Friday, July 12, 2013

What Constitutes Rigorous Reading?

At the gym yesterday, I climbed resolutely onto the treadmill and set the speed for 3.2 MPH. Next to me on the right a young woman was jogging on her treadmill at a speed at least twice mine. On my left an older gentleman with some physical limitations was walking at a considerably slower pace than mine, but he was clearly working hard to keep moving. We all smiled and nodded at each other in silent acknowledgement that we were each getting a rigorous workout. The rigor was determined by our relative physical conditions (in my case 66 years-old with two recently replaced knees and seriously under tall for my weight), our ages and our goals for the exercise. Three treadmills, three different workouts, three definitions of rigor.

The term rigor is splashed all over the Common Core State Standards. I have a visceral reaction against the term because it seems to suggest that instruction over the past 40 years or so lacked rigor – a suggestion that as a lifelong reading teacher I find offensive. For a wonderful take on why the word rigor is the wrong word in this context check out Joanne Yatvin’s essay here.  My greatest fear is that teachers and administrators will mistake rigor to mean that kids should be reading harder texts. My fear is intensified when I see sample reading lessons in CCSS approved websites like, that ask children to read texts that are well above their likely reading level.

Just as the rigor of a workout does not reside in the treadmill, the rigor of reading does not reside in the text. In their important book, Notice and Note: Strategies for Close Reading (2013), Beers and Probst say it best: “rigor is not an attribute of text, but a characteristic of the behavior with that text (p.20, emphasis mine).”  As Goldilocks discovered about furniture, texts can be too soft, too hard or “just right.” A text that is too difficult for a child to read it is not rigorous, it is just hard. If I had to run on the treadmill like the young woman next to me, I would soon give up, because the workout is too hard. Likewise when children are faced with text that is too difficult, they will disengage.

And that brings me to my next point.  Any definition of rigor in reading must begin with engagement. As Beers and Probst (2013) again point out, “The essence of rigor is engagement and commitment (pg. 23).”  Without engagement, there is no commitment; without commitment, there is no rigor.
So, to insure rigor, we must ensure engagement and commitment. To ensure engagement and commitment we must be sure that students encounter texts that are both accessible and interesting.

This very often will mean different texts for different students, but it could also mean the same text for a group of students or even the whole class. The key will be the kind of scaffolding provided by the teacher. If a text is particularly challenging, the teacher might choose to read the text aloud. Many rich, I daresay rigorous, discussions can come from a group of engaged students guided to deeper comprehension through a teacher led read aloud. Sometimes the scaffolding will involve a richer pre-reading activity that prepares the students for some of the bumps they may encounter on the road to understanding the text. Sometimes the scaffolding will include text dependent questions that guide the students to greater understanding. Sometimes the scaffolding will be well constructed small group discussions that help students help each other learn.

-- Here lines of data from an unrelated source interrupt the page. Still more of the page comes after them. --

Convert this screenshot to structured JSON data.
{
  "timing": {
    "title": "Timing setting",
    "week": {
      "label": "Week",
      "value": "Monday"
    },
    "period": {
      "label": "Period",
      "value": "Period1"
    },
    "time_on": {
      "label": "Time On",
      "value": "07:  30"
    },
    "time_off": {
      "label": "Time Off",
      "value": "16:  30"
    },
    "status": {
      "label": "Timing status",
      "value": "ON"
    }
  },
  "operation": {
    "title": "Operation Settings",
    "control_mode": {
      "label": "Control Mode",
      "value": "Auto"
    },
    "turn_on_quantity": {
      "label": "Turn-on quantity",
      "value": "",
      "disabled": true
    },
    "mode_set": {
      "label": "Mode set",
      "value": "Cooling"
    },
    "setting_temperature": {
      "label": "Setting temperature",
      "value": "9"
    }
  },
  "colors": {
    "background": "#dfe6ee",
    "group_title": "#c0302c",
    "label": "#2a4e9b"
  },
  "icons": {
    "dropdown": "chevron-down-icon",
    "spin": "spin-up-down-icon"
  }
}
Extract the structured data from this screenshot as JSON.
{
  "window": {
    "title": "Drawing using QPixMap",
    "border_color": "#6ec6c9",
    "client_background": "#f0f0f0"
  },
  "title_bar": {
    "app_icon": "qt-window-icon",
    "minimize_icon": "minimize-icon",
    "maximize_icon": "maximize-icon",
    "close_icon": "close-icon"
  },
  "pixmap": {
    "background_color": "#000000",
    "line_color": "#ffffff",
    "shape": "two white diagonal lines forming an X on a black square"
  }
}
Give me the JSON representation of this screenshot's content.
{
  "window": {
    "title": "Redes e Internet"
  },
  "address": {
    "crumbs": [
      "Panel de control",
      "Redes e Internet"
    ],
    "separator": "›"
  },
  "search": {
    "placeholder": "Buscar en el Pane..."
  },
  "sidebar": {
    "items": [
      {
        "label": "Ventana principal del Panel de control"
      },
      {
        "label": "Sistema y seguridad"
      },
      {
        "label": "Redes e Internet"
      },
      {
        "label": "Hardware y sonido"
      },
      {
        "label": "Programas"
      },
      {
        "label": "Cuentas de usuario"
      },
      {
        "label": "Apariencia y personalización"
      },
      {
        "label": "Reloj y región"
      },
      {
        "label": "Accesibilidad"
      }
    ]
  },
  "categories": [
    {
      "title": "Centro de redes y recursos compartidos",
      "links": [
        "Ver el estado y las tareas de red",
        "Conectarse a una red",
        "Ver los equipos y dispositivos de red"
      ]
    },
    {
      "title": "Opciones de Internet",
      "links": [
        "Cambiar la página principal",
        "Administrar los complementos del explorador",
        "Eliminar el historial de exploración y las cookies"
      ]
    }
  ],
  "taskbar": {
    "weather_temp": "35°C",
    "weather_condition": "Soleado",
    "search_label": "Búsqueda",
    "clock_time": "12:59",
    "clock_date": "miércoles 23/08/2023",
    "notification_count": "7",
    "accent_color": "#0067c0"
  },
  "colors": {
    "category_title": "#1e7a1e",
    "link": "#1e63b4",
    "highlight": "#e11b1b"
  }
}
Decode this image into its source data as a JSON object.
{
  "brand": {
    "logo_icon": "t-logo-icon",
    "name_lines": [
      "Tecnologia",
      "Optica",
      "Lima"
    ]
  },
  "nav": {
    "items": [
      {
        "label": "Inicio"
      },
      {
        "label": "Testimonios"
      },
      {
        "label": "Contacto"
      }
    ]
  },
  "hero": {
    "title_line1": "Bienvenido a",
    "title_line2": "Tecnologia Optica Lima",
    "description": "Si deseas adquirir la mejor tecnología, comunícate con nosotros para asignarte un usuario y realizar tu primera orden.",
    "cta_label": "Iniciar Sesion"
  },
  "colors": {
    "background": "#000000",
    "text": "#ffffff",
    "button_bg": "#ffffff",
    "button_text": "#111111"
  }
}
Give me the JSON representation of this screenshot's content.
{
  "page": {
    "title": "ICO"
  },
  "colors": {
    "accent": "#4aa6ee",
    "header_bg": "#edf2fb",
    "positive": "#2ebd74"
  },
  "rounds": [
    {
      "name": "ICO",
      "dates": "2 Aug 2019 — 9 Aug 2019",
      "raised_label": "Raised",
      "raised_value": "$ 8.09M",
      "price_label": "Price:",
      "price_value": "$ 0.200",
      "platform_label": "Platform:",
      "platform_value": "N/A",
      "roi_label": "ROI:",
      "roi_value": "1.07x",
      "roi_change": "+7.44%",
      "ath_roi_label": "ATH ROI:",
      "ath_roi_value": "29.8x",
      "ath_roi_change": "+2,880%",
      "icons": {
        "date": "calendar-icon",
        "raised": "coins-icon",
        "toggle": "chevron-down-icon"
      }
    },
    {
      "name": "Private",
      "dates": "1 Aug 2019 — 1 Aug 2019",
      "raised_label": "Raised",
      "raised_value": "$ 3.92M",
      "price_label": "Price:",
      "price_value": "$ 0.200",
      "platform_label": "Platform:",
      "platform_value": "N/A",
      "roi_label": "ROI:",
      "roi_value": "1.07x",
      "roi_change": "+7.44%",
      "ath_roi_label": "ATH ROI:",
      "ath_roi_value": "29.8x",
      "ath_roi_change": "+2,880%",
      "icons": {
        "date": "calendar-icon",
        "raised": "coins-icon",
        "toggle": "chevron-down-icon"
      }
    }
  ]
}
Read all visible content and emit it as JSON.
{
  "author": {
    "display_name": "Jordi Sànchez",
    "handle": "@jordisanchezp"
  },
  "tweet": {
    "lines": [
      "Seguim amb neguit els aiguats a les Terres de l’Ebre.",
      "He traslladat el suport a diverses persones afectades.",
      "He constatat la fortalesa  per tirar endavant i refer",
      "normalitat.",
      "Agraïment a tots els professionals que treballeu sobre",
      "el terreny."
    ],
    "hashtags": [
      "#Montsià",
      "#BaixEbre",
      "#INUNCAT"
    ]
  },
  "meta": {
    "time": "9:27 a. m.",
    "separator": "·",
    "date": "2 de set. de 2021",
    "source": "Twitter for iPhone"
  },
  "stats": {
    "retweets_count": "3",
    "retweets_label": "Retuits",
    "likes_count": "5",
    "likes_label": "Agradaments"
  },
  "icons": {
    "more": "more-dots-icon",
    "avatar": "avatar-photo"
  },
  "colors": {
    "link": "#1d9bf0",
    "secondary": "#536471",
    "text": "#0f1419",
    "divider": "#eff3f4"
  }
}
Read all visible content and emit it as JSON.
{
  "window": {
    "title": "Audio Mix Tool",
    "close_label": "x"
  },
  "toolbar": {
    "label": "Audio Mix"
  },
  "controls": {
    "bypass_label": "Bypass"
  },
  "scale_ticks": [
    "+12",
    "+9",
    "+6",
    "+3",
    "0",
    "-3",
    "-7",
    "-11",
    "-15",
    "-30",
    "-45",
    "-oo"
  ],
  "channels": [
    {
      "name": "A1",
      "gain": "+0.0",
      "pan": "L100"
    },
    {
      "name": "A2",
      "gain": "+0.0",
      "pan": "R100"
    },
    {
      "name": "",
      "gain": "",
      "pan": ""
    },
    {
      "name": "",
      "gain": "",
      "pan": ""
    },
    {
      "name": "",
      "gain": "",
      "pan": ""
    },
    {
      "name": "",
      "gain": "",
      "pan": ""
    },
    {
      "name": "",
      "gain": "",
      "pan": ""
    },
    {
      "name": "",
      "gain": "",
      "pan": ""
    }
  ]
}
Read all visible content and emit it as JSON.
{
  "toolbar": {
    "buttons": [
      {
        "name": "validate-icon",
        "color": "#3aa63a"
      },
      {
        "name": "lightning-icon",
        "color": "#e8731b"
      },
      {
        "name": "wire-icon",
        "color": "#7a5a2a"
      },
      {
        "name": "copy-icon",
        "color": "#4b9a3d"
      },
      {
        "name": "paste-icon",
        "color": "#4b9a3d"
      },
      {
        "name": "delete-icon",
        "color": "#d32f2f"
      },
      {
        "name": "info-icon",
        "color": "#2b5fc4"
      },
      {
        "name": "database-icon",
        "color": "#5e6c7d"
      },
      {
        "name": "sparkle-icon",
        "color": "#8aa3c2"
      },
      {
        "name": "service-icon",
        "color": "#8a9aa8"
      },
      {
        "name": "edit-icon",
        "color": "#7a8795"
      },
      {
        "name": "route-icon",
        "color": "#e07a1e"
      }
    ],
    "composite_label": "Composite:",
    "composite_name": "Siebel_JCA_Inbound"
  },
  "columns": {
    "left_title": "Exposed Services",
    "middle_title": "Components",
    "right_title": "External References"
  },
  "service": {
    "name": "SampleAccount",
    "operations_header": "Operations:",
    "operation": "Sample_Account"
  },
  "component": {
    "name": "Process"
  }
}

I think it is useful for the literacy teacher to think of the CCSS call for rigor as a call for deep comprehension of text. Deep comprehension calls for students to be able to answer three basic questions:

            What does the author say in the text? (literal understanding of text)
            How does the author communicate that message? (rhetorical devices, figurative language)
            Why does this text matter? (thematic relevance, both personal and universal)

Armed with these three questions, the teacher can guide the students to deep comprehension of text and a developmentally appropriate rigorous literacy workout.

So under the CCSS it is important to remember that differentiation still matters, having students read text at appropriate levels still matters and having students have many different encounters with text – small group, independent and large group - still matters.

In a future post, I will explore the standard on text complexity and what that should mean for teachers.